It all began when three men bought eight hundred acres on the Ohio River in 1788. The three men were Israel Ludlow, who was a surveyor; Matthias Denman, who was the money partner; and Robert Patterson, who was the “salesman”—he recruited settlers. They named it “Losantiville.”
What’s In a Name?
The town didn’t really begin to expand until a fort was built there to protect the settlers. It was called Fort Washington and became home to about 300 soldiers. The area became Hamilton County and Losantiville was the county seat. The governor of the territory, General Arthur St. Clair, changed the name to Cincinnati, which was the name of an association of Revolutionary War officers he belonged to.
The City of Cincinnati had many conflicts with the Shawnee Indians. There was an especially bloody battle with these Native Americans in 1791 that drove many settlers away. But because Cincinnati was on the Ohio River, the city thrived on the trade with settlers passing through on their way to the West, with goods and supplies easily transported in and out of the city on the river.
The Melting Pot
Cincinnati’s history reflects the “melting pot” metaphor that is America. The city was a hub for the abolitionist movement. Many infamous race riots took place in Cincinnati. One of the first Jewish synagogues in America was built on Plum Street; the Isaac M. Wise Temple, now a historical landmark.
In the mid 1800’s, the Cincinnati Fire Department used the very first steam-powered fire engines in the world! CFD is credited with another unique invention, the firemen’s pole. The CFD also had the first paid, around-the-clock firefighting force in the country.
Staying, Eating, Drinking…Then and Now
Hotels, taverns and restaurants sprang up by the hundreds to meet the demands of the growing population. Even today, many of these historical establishments remain. One of the oldest restaurants in Cincinnati is the Golden Lamb, built in 1803. Charles Dickens and Mark Twain stayed here. Arnold’s Bar and Grill is another piece of city history, opened in 1861 at 210 East 8th Street. Before it was a restaurant, it was a barbershop and a feed store. The building is nearly 200 years old.
To this day, the city of Cincinnati has some of America’s oldest and best bed and breakfast inns, taverns and restaurants.
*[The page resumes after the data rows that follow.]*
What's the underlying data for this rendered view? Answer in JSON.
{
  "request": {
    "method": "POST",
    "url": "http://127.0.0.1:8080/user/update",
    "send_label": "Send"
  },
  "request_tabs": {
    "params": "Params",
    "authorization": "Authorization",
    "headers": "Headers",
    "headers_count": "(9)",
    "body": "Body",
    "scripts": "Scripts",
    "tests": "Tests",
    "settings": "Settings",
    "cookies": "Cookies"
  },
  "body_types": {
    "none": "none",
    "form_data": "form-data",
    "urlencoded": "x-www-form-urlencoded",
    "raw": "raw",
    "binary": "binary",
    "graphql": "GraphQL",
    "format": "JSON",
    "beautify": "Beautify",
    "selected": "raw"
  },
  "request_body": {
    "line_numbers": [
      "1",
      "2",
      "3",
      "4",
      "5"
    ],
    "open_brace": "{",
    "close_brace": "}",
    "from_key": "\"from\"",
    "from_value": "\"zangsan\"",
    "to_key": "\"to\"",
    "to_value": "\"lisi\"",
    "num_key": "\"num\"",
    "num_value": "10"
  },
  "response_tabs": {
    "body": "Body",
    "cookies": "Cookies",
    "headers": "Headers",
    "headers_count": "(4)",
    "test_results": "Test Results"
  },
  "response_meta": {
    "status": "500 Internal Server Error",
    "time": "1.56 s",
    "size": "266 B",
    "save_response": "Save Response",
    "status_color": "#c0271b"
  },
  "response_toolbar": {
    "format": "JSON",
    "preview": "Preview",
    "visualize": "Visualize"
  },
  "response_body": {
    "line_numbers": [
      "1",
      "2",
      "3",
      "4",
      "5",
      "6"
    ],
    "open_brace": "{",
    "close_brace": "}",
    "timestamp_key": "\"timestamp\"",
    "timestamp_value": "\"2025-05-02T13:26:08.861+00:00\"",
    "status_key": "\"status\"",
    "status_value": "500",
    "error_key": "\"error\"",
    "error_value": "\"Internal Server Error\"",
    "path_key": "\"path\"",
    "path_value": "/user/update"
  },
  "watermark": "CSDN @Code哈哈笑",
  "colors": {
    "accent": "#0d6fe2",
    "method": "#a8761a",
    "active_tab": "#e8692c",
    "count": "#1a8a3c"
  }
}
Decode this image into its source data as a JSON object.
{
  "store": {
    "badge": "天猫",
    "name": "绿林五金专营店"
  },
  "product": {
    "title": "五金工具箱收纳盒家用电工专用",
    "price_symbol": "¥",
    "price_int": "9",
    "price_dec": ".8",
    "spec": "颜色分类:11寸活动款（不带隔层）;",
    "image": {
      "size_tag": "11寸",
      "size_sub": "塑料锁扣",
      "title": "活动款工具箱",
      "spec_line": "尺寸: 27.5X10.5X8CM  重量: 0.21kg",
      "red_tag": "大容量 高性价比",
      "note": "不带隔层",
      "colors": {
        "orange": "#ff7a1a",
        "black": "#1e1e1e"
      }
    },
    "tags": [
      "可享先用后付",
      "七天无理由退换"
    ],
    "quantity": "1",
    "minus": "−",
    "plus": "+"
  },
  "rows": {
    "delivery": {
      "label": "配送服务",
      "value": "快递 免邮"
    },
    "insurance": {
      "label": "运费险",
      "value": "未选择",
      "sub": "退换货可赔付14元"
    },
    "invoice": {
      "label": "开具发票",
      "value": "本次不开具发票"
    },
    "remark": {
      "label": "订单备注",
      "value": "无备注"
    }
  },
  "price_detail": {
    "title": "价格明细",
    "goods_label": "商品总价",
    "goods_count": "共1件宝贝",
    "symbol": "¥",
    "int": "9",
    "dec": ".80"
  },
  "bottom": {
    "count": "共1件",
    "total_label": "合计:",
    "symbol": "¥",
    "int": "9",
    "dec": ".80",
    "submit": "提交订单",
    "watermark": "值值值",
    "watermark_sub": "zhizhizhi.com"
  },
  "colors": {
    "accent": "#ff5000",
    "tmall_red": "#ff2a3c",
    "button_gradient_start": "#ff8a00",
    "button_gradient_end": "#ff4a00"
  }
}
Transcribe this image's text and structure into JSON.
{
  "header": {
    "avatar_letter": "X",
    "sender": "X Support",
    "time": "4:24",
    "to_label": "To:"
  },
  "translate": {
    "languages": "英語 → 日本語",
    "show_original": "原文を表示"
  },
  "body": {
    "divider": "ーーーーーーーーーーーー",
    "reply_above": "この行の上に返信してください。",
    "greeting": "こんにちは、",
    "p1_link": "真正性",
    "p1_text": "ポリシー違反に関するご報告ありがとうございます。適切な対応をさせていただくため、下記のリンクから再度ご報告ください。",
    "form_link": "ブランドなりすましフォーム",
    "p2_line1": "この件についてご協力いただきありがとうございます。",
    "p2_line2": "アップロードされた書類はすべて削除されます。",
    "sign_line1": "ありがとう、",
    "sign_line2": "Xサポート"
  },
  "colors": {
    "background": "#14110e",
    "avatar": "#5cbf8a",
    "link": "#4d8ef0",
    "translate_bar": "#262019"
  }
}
Cincinnati is still the “Queen City of the West” when it comes to culture and cuisine.
If you are interested in discovering one of the best restaurants in Cincinnati, visit Tony’s of Cincinnati at http://www.tonysofcincinnati.com or by phone, (513) 677-1993.